Will "Palace" Oldham is the undisputed heavyweight genius of the group. If you're lucky enough not to have yet heard his two finest albums - 1994's Palace Brothers and 1995's Viva Last Blues (both Domino CD/LP/cassette) - hunt them down mercilessly, secure in the knowledge that your life will not be the same once you have heard them. The seeming frailty of Oldham's singing is the perfect compliment to songs that will last forever. His new album, Arise Therefore, is probably not the best one to start with though, as it is too highly sexed for anybody's safety.

Bill Callahan, who releases records under the suitably obfuscatory name of Smog, is probably the weirdest of this very strange quartet. Smog's 1995 album Wild Love (City Slang) contains some of the darkest and most disturbing songs ever recorded. One of them is called "Prince Alone in the Studio" and features the immortal line "It's 3am and Prince hasn't eaten in 18 hours". The new Smog EP, Kicking A Couple Around, finds Callahan moving in the opposite direction to Palace - from baroque perversity to something more traditional; it would be a brave soul who predicted what he was going to do next.

Oldham takes his shape-shifting the farthest. He doesn't just change the players almost every time he records, he changes his name, too - from Palace Brothers to Palace Songs to Palace Music. So why will he never sign up the same musicians for more than six or eight weeks at a time? "Most of the expressive musicians," he has explained helpfully, "tend by this stage in their lives to have become frustrated, and got other jobs."

The other thing the Woodchuckers seem to have in common, for all their folkish inflections, is a punk rock heritage. Chesnutt waxes lyrical about the golden age of the Butthole Surfers, and Wagner was at art school in Memphis when the Sex Pistols played there.
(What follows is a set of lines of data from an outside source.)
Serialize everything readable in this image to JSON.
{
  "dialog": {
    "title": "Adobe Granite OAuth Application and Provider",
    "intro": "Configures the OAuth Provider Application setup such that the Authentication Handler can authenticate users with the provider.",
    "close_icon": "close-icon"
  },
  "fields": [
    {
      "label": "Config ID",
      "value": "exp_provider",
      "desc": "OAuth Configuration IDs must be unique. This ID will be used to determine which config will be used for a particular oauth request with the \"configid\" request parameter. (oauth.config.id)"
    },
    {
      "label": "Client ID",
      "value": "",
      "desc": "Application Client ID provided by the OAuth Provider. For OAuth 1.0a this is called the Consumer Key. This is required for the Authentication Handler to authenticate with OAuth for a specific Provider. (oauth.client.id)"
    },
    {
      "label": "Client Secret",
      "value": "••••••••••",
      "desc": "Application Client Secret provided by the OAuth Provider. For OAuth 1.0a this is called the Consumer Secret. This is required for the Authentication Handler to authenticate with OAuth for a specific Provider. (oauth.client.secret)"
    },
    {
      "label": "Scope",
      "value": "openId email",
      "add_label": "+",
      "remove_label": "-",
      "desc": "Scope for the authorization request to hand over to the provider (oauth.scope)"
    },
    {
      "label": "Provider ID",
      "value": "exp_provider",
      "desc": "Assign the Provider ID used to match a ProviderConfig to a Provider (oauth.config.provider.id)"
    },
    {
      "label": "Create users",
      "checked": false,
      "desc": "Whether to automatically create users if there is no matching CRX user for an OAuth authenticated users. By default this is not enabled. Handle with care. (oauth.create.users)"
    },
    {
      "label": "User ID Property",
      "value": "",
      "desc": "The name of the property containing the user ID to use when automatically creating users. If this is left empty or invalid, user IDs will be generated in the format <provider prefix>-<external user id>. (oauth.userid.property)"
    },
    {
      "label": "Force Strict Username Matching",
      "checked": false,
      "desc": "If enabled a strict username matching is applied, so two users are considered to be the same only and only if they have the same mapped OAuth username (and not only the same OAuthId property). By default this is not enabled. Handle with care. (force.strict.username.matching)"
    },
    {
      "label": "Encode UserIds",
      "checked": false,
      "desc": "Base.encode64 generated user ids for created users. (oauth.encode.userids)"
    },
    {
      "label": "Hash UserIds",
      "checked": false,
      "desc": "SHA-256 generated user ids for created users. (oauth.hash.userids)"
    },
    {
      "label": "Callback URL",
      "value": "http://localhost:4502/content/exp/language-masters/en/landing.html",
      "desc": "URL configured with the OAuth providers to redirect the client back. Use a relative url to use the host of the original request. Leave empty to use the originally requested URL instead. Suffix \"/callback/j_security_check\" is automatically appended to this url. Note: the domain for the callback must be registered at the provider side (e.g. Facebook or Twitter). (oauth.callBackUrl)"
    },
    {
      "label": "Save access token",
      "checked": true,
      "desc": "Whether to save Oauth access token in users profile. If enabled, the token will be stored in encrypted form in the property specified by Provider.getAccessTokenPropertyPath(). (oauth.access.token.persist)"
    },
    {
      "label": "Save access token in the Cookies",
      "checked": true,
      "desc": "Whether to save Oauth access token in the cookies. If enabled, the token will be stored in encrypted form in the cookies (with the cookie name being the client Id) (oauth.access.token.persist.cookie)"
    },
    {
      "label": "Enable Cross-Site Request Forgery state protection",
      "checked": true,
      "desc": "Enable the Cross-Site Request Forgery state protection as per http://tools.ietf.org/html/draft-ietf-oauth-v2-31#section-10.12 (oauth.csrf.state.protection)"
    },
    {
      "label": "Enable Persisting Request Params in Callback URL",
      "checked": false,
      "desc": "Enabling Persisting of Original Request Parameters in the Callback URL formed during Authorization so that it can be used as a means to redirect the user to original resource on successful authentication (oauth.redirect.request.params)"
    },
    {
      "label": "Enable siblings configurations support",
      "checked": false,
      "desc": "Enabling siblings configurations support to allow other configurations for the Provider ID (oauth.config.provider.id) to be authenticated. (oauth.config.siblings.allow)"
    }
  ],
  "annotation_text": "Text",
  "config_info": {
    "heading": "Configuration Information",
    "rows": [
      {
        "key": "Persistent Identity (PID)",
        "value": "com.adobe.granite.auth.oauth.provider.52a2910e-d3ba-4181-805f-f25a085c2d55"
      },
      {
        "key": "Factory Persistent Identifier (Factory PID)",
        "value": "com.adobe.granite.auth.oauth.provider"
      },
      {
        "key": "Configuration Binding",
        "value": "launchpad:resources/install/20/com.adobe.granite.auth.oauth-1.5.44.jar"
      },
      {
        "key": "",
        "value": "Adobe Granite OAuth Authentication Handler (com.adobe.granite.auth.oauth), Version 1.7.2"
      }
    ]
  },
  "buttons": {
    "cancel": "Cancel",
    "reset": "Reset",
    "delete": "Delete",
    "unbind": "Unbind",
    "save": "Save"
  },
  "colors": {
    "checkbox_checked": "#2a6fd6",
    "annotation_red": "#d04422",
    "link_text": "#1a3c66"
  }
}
He is happy to concede that what he and his peers are up to is at least in part "an outgrowth of that whole attitude - that spirit is the driving force rather than technical ability".

There is another punk rock connection. Surveying the rather arid US "alternative" rock landscape of 1996, one could be forgiven for wondering what happened to the spirit of Kurt Cobain. Well, not for nothing was Cobain rarely photographed without his Daniel Johnston T-shirt. Johnston, a "210lb child" and authentic crazy man (not in the light-hearted, throwing-TVs-out-of- windows sense; he once wrestled plane controls from his pilot father in mid-air in the belief that he was Captain America), is the only man worthy of the title Godfather of Woodchuck.

The inventiveness and intensity of such Johnston recordings as 1983's truly frightening Hi, How Are You? (Homestead) [sample lyric: "Running water, running water, where are you running from?"] has long won him a small but fascinated following, with several Woodchuckers among its number. Fittingly, the inclusion of Johnston's two tributes to Casper the Friendly Ghost on the soundtrack of the teen-libido shocker Kids has won him a new audience just as his influence is coming to fruition. Such childish serendipity brings us back, via Shari Lewis's glove puppet, to Lambchop.

So what did Kurt Wagner mean by the Woodchuck Nation? "Frankly, it was the name of a strong cider we were quite fond of when we were touring." Oh. It was nothing to do with Chesnutt, Oldham or Callahan? "No. But I think it's probably true that we are all different apples which fell out of the same tree. Some got bruised, some lost chunks out of them, and some turned out OK."

n Lambchop's second album 'How I Quit Smoking' and new single 'The Man Who Loved Beer' (both City Slang CD/vinyl) are out now. Palace Music's 'Arise Therefore' (Domino CD/LP/Tape - and see review page 11) is out on Monday and Smog's 'Kicking a Couple Around' EP (Domino) follows on April 29. Palace and Smog play Camden Dingwalls (0171-267 1577) together, solo, on April 28